Classlike that, it's not really a
Class. Put another way, if an instance never gets assigned to a variable, something has likely gone wrong with the design.
Let's Patch Rails
In celebration of my first ever trip to RailsConf next week I wanted to be a good open source citizen and contribute a patch.
I'm giving a presentation at the conference on various random features that the framework provides. I selected features from many places like blog posts, books, and some that I just remembered from years of working with the software.
One of the features I decided to show was an old feature that I never see anyone use. It turns out that there's a good reason for that. When I tried it on a modern Rails, it didn't work anymore. Rails has undergone some changes under the hood and this feature was likely removed in that process. I figured out a workaround so I could still show it in my presentation, but it would be nice if I contributed the fix back to Rails so others could use it.
In this article, I will walk through the entire process of doing that.
ERb has always had an under appreciated syntax tweak. Everyone knows you can write code like this:
Riding the Testrocket
I say it a lot, but programming is about ideas. More specifically, it's about not running out of ideas.
Along these lines, I read the results of an interesting study recently. It was a study about how we think and solve problems. When I was in school, the belief was that we needed to cram our brain full of facts. We were pushed to memorize, memorize, memorize.
The more modern view of learning is that facts don't matter as much. Nowadays we just try to teach children how to think. The assumption is that they can find the facts they need, because information is so universally available, and their thinking skills will allow them to work their way to other bits of knowledge.

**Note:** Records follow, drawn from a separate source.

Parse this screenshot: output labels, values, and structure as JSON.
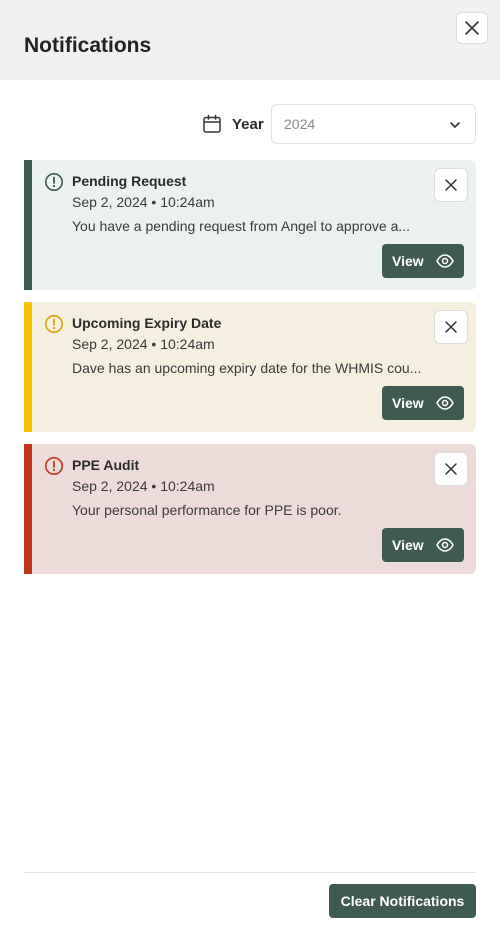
{
  "header": {
    "title": "Notifications",
    "close_icon": "close-icon"
  },
  "filter": {
    "label": "Year",
    "selected": "2024",
    "calendar_icon": "calendar-icon"
  },
  "notifications": [
    {
      "title": "Pending Request",
      "date": "Sep 2, 2024 • 10:24am",
      "message": "You have a pending request from Angel to approve a...",
      "view_label": "View",
      "accent_color": "#3d5a4f",
      "bg_color": "#ebf2ed",
      "icon_color": "#3d5a4f"
    },
    {
      "title": "Upcoming Expiry Date",
      "date": "Sep 2, 2024 • 10:24am",
      "message": "Dave has an upcoming expiry date for the WHMIS cou...",
      "view_label": "View",
      "accent_color": "#f5c400",
      "bg_color": "#f5efdf",
      "icon_color": "#d9a400"
    },
    {
      "title": "PPE Audit",
      "date": "Sep 2, 2024 • 10:24am",
      "message": "Your personal performance for PPE is poor.",
      "view_label": "View",
      "accent_color": "#c0361a",
      "bg_color": "#eddbd9",
      "icon_color": "#c0361a"
    }
  ],
  "footer": {
    "clear_label": "Clear Notifications"
  }
}
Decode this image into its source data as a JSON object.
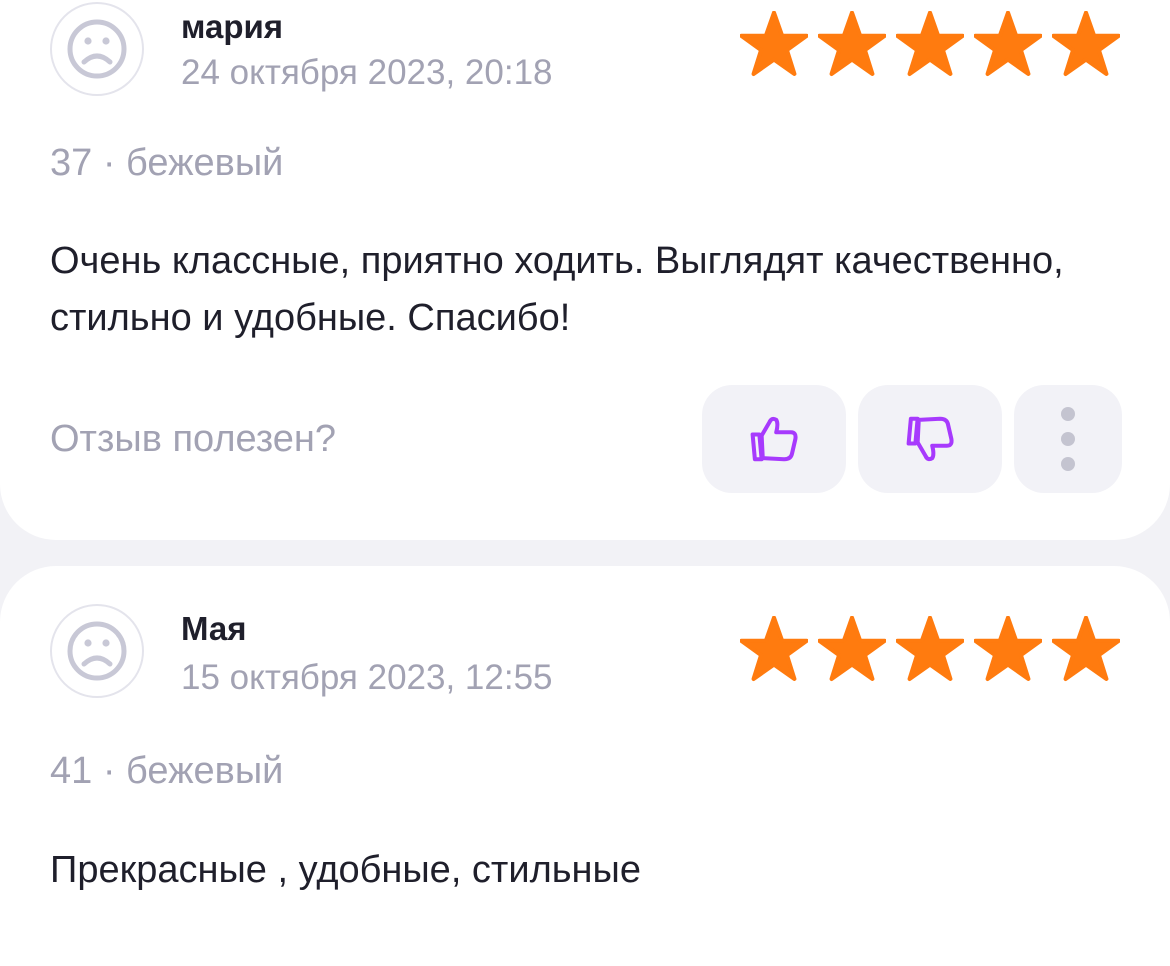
{
  "reviews": [
    {
      "author": "мария",
      "date": "24 октября 2023, 20:18",
      "rating": 5,
      "variant": "37 · бежевый",
      "text": "Очень классные, приятно ходить. Выглядят качественно, стильно и удобные. Спасибо!",
      "helpful_label": "Отзыв полезен?",
      "icons": {
        "avatar": "sad-face-avatar-icon",
        "like": "thumbs-up-icon",
        "dislike": "thumbs-down-icon",
        "more": "more-vertical-icon"
      }
    },
    {
      "author": "Мая",
      "date": "15 октября 2023, 12:55",
      "rating": 5,
      "variant": "41 · бежевый",
      "text": "Прекрасные , удобные, стильные",
      "icons": {
        "avatar": "sad-face-avatar-icon"
      }
    }
  ],
  "colors": {
    "star": "#ff7b0f",
    "accent": "#a73afd",
    "muted_text": "#a2a2b3",
    "primary_text": "#1f1f2b",
    "page_background": "#f2f2f6",
    "card_background": "#ffffff",
    "button_background": "#f2f2f7"
  }
}
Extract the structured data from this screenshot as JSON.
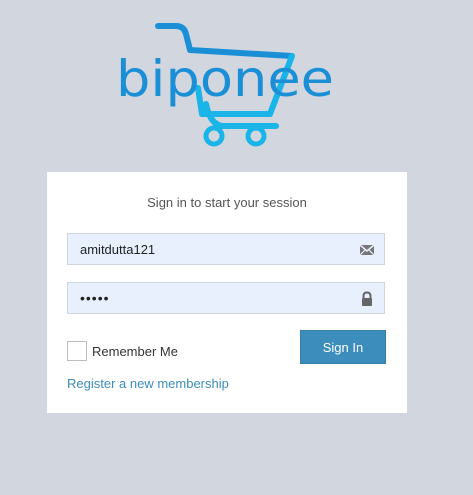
{
  "brand": {
    "logo_text": "biponee",
    "logo_color": "#1a8fd6",
    "icon": "shopping-cart-icon"
  },
  "login": {
    "message": "Sign in to start your session",
    "username": {
      "value": "amitdutta121",
      "icon": "envelope-icon"
    },
    "password": {
      "value": "•••••",
      "icon": "lock-icon"
    },
    "remember_label": "Remember Me",
    "remember_checked": false,
    "signin_label": "Sign In",
    "register_label": "Register a new membership"
  },
  "colors": {
    "background": "#d2d6de",
    "primary": "#3c8dbc",
    "input_bg": "#e8f0fe"
  }
}
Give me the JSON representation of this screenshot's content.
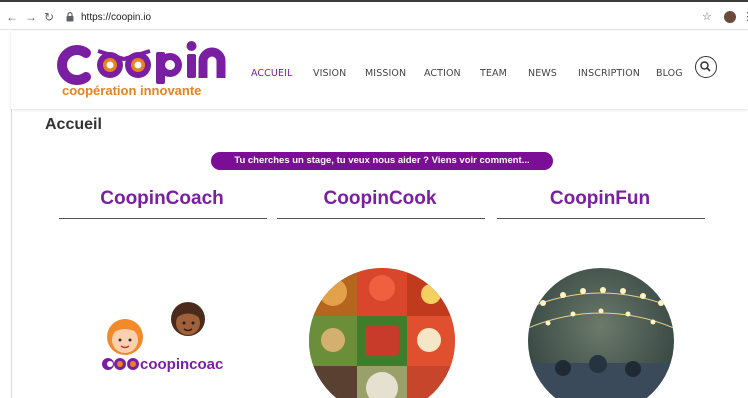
{
  "browser": {
    "url": "https://coopin.io",
    "icons": [
      "back-icon",
      "forward-icon",
      "reload-icon",
      "lock-icon",
      "star-icon",
      "profile-avatar",
      "menu-icon"
    ]
  },
  "header": {
    "logo_text": "coopin",
    "logo_tagline": "coopération innovante",
    "menu": [
      {
        "label": "ACCUEIL",
        "active": true
      },
      {
        "label": "VISION",
        "active": false
      },
      {
        "label": "MISSION",
        "active": false
      },
      {
        "label": "ACTION",
        "active": false
      },
      {
        "label": "TEAM",
        "active": false
      },
      {
        "label": "NEWS",
        "active": false
      },
      {
        "label": "INSCRIPTION",
        "active": false
      },
      {
        "label": "BLOG",
        "active": false
      }
    ]
  },
  "page": {
    "title": "Accueil",
    "cta": "Tu cherches un stage, tu veux nous aider ? Viens voir comment...",
    "columns": [
      {
        "title": "CoopinCoach",
        "image_text": "coopincoach"
      },
      {
        "title": "CoopinCook"
      },
      {
        "title": "CoopinFun"
      }
    ]
  },
  "colors": {
    "brand_purple": "#7b1fa2",
    "brand_orange": "#e8821e",
    "pill_bg": "#7b0d96"
  }
}
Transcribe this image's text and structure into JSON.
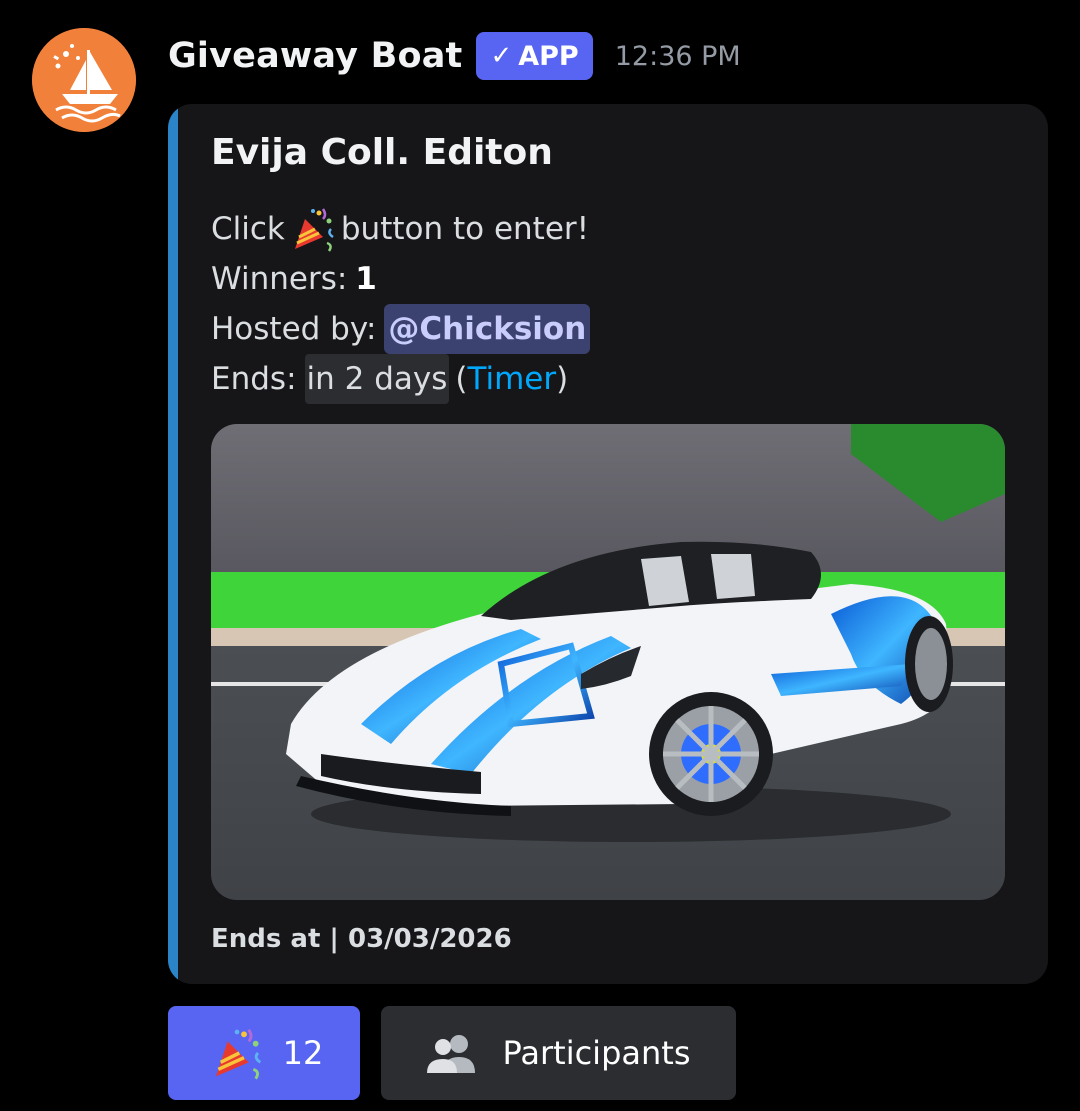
{
  "message": {
    "author": "Giveaway Boat",
    "badge": "APP",
    "badge_check": "✓",
    "timestamp": "12:36 PM",
    "avatar_icon": "sailboat-logo-icon"
  },
  "embed": {
    "accent_color": "#2b83c8",
    "title": "Evija Coll. Editon",
    "line1_before": "Click",
    "line1_after": "button to enter!",
    "winners_label": "Winners:",
    "winners_value": "1",
    "hosted_label": "Hosted by:",
    "host_mention": "@Chicksion",
    "ends_label": "Ends:",
    "ends_relative": "in 2 days",
    "open_paren": "(",
    "timer_link": "Timer",
    "close_paren": ")",
    "image_icon": "car-image",
    "footer": "Ends at | 03/03/2026"
  },
  "buttons": {
    "enter_icon": "party-popper-icon",
    "enter_count": "12",
    "participants_icon": "people-icon",
    "participants_label": "Participants"
  },
  "colors": {
    "blurple": "#5865f2",
    "embed_bg": "#161619",
    "link": "#00a8fc"
  }
}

The study looked at people taught using both of these techniques and found some surprising results: us memorizers can often out think the thinkers. A leading theory about why that's the case is that the memorizers have more of a foundation to build their ideas off of. Thinkers may be starting closer to scratch each time. If so, they have further to go to get to the needed solution. Memorizers, on the other hand, may already have a lot of knowledge that puts them closer to the solution before they even need to start thinking.